The 1816-edition was later copied by an unknown English artist. For more about Hollar and the early editions, see the page about Wenceslaus Hollar.


The Fall
Hollar (colour) 1816: The Fall
Hollar (colour) 1816: Queen
Hollar (colour) 1816: Bishop
Hollar (colour) 1816: Lawyer
Hollar (colour) 1816: Nun
Old woman
Hollar (colour) 1816: Old woman
Hollar (colour) 1816: Physician
Rich man
Hollar (colour) 1816: Rich man
Hollar (colour) 1816: Count
Old man
Hollar (colour) 1816: Old man
Hollar (colour) 1816: Countess
Hollar (colour) 1816: Noblewoman
Hollar (colour) 1816: Peddler
Hollar (colour) 1816: Child
Hollar (colour) 1816: Soldier
Hollar (colour) 1816: Waggoner
Hollar (colour) 1816: Gambler
Hollar in colour
Hollar (colour) 1816: Hollar in colour
Holbein in colour
Hollar (colour) 1816: Holbein in colour
Hollar 1853
Hollar (colour) : Hollar 1853
Hollar 1853
Hollar (colour) : Hollar 1853

Other interpreters of Holbein's dance of death

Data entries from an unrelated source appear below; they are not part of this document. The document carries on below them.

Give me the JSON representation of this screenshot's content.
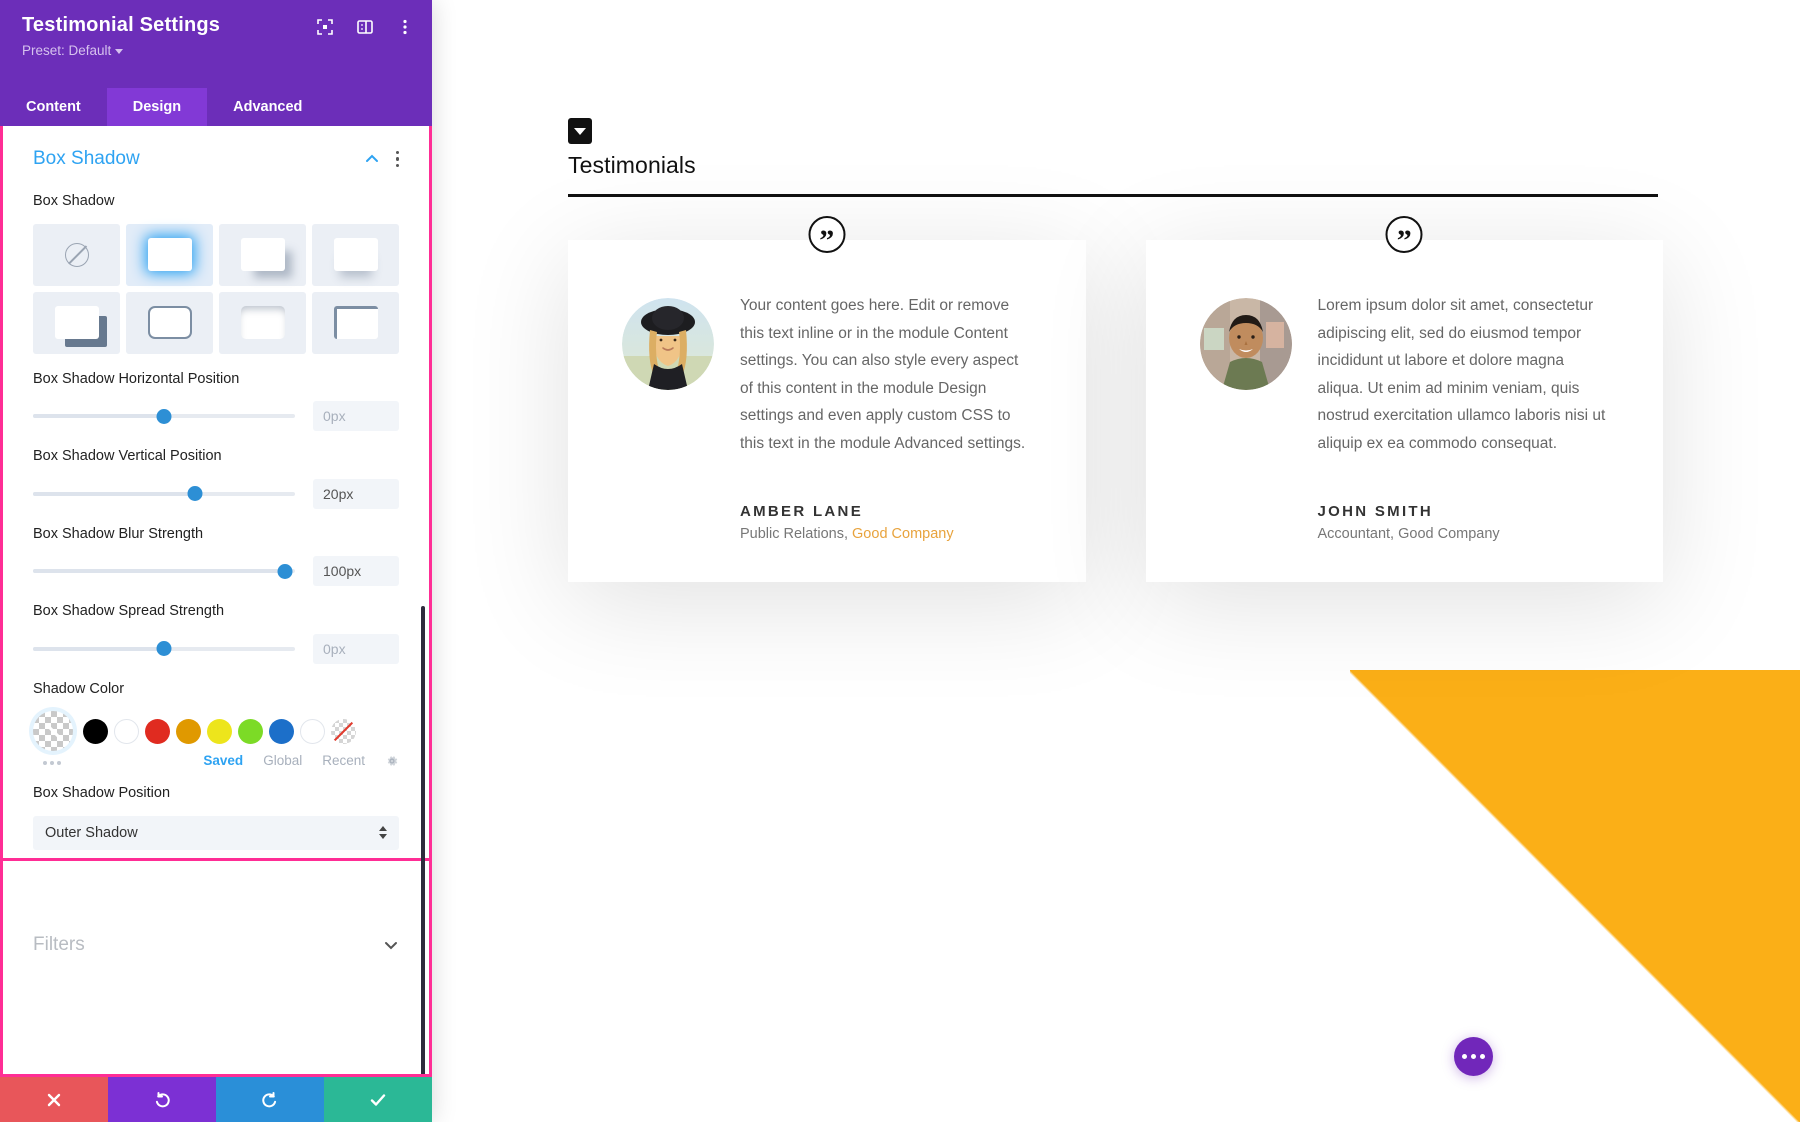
{
  "panel": {
    "title": "Testimonial Settings",
    "preset_label": "Preset: Default",
    "header_icons": [
      {
        "name": "focus-target-icon"
      },
      {
        "name": "layout-columns-icon"
      },
      {
        "name": "kebab-menu-icon"
      }
    ],
    "tabs": [
      {
        "label": "Content",
        "active": false
      },
      {
        "label": "Design",
        "active": true
      },
      {
        "label": "Advanced",
        "active": false
      }
    ],
    "box_shadow_section": {
      "title": "Box Shadow",
      "collapse_icon": "chevron-up-icon",
      "menu_icon": "kebab-menu-icon",
      "preset_field_label": "Box Shadow",
      "presets": [
        {
          "name": "shadow-preset-none",
          "selected": false
        },
        {
          "name": "shadow-preset-glow",
          "selected": true
        },
        {
          "name": "shadow-preset-diagonal-soft",
          "selected": false
        },
        {
          "name": "shadow-preset-bottom-soft",
          "selected": false
        },
        {
          "name": "shadow-preset-hard-offset",
          "selected": false
        },
        {
          "name": "shadow-preset-outline",
          "selected": false
        },
        {
          "name": "shadow-preset-inset",
          "selected": false
        },
        {
          "name": "shadow-preset-corner-border",
          "selected": false
        }
      ],
      "sliders": [
        {
          "name": "horizontal-position",
          "label": "Box Shadow Horizontal Position",
          "value": "0px",
          "is_placeholder": true,
          "knob_percent": 50
        },
        {
          "name": "vertical-position",
          "label": "Box Shadow Vertical Position",
          "value": "20px",
          "is_placeholder": false,
          "knob_percent": 62
        },
        {
          "name": "blur-strength",
          "label": "Box Shadow Blur Strength",
          "value": "100px",
          "is_placeholder": false,
          "knob_percent": 96
        },
        {
          "name": "spread-strength",
          "label": "Box Shadow Spread Strength",
          "value": "0px",
          "is_placeholder": true,
          "knob_percent": 50
        }
      ],
      "shadow_color": {
        "label": "Shadow Color",
        "selected_swatch": "transparent-eyedropper",
        "swatches": [
          "#000000",
          "#FFFFFF",
          "#E02B20",
          "#E09900",
          "#EDE51C",
          "#7CDB26",
          "#1C6FC9",
          "#FFFFFF"
        ],
        "more_icon": "ellipsis-icon",
        "clear_swatch": "no-color-icon",
        "source_tabs": [
          {
            "label": "Saved",
            "active": true
          },
          {
            "label": "Global",
            "active": false
          },
          {
            "label": "Recent",
            "active": false
          }
        ],
        "settings_icon": "gear-icon"
      },
      "position": {
        "label": "Box Shadow Position",
        "value": "Outer Shadow"
      }
    },
    "filters_section": {
      "title": "Filters",
      "expand_icon": "chevron-down-icon"
    },
    "actions": [
      {
        "name": "cancel-button",
        "icon": "close-icon",
        "color": "#E8565A"
      },
      {
        "name": "undo-button",
        "icon": "undo-icon",
        "color": "#7C30D4"
      },
      {
        "name": "redo-button",
        "icon": "redo-icon",
        "color": "#2A8FD8"
      },
      {
        "name": "save-button",
        "icon": "check-icon",
        "color": "#2BB896"
      }
    ]
  },
  "canvas": {
    "section_handle_icon": "caret-down-icon",
    "page_title": "Testimonials",
    "accent_wedge_color": "#FBAF17",
    "fab": {
      "name": "page-settings-fab",
      "icon": "ellipsis-icon",
      "color": "#7127BA"
    },
    "testimonials": [
      {
        "quote_icon": "quote-mark-icon",
        "avatar_name": "avatar-amber-lane",
        "text": "Your content goes here. Edit or remove this text inline or in the module Content settings. You can also style every aspect of this content in the module Design settings and even apply custom CSS to this text in the module Advanced settings.",
        "author": "AMBER LANE",
        "role": "Public Relations, ",
        "company": "Good Company"
      },
      {
        "quote_icon": "quote-mark-icon",
        "avatar_name": "avatar-john-smith",
        "text": "Lorem ipsum dolor sit amet, consectetur adipiscing elit, sed do eiusmod tempor incididunt ut labore et dolore magna aliqua. Ut enim ad minim veniam, quis nostrud exercitation ullamco laboris nisi ut aliquip ex ea commodo consequat.",
        "author": "JOHN SMITH",
        "role": "Accountant, Good Company",
        "company": ""
      }
    ]
  }
}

Hans Holbein (1526) - so-called proofs
Hans Holbein (1538) - the originals
Heinrich Aldegrever (1541)
Heinrich Vogtherr (1544)
Vincenzo Valgrisi (1545)
Arnold Birckmann (1555)
Juan de Icíar (1555)
Valentin Wagner (1557)
Jiří Melantrich (1563)
Georg Scharffenberg (1576)
Leonhart Straub (1581)
David Chytraeus (1590)
Peter Paul Rubens (ca. 1590)
Fabio Glissenti (1596)
Eberhard Kieser (1617)
Rudolf and Conrad Meyer (1650)
Wenceslaus Hollar (1651)
De doodt vermaskert (1654)
Thomas Neale (1657)
Johann Weichard von Valvasor (1682)
Erbaulicher Sterb-Spiegel (1704)
Salomon van Rusting (1707)
T. Nieuhoff Piccard (1720)
Christian de Mechel (1780)
David Deuchar (1788)
John Bewick (1789)
Alexander Anderson (1810)
"Mr. Bewick" (1825)
Ludwig Bechstein (1831)
Joseph Schlotthauer (1832)
Francis Douce (1833)
Carl Helmuth (1836)
Francis Douce (1858, 2. edition)
Henri Léon Curmer (1858)
Tindall Wildridge (1887)
Thy Grief (2022)

Footnotes: (1)

In his book Francis Barlow: first master of English book illustration, 1978, Edward Hodnett seems to disagree: »An oval copy of the Hollar portrait has engraved beneath it the incorrect 'etched by Barlow'«.

However, Hodnett doesn't explain why he thinks it is incorrect.